Exercise directions: Could you find every line in the records below that contains the word "mission" and copy it?
- Opening Delimiter -
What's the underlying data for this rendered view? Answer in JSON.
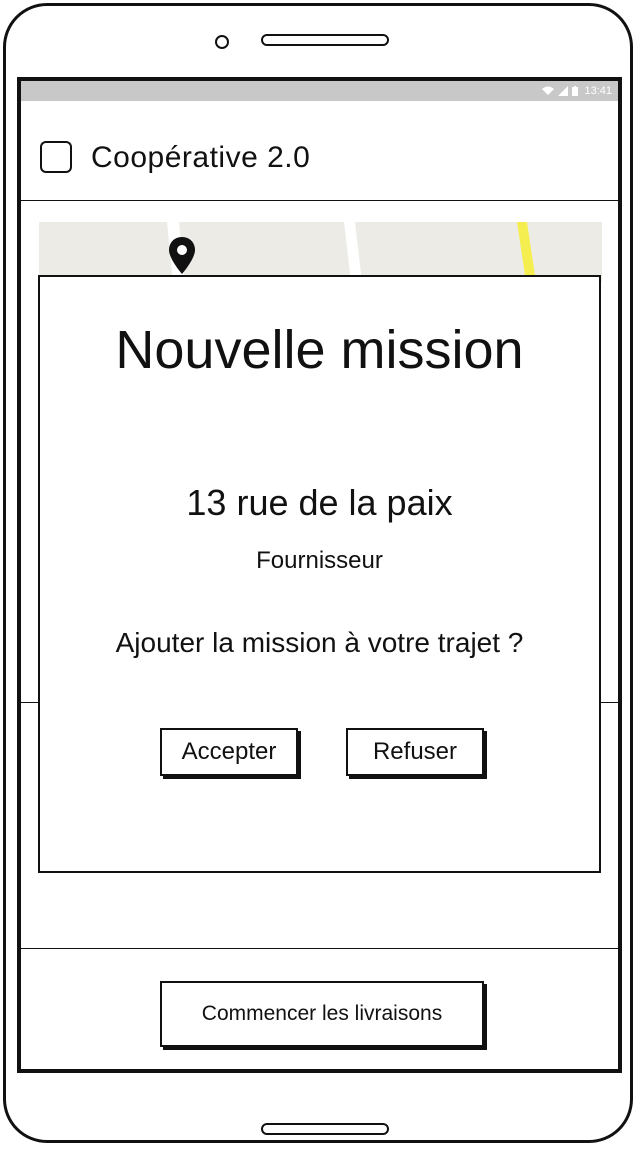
{
  "status_bar": {
    "time": "13:41"
  },
  "app_bar": {
    "title": "Coopérative 2.0"
  },
  "dialog": {
    "title": "Nouvelle mission",
    "address": "13 rue de la paix",
    "role": "Fournisseur",
    "question": "Ajouter la mission à votre trajet ?",
    "accept_label": "Accepter",
    "refuse_label": "Refuser"
  },
  "footer": {
    "start_label": "Commencer les livraisons"
  },
  "icons": {
    "map_marker": "map-pin-icon",
    "wifi": "wifi-icon",
    "signal": "signal-icon",
    "battery": "battery-icon"
  },
  "colors": {
    "road_highlight": "#f5ee50",
    "map_background": "#ecebe6",
    "status_bar": "#c8c8c8"
  }
}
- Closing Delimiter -
Your response:
    "title": "Nouvelle mission",
    "question": "Ajouter la mission à votre trajet ?",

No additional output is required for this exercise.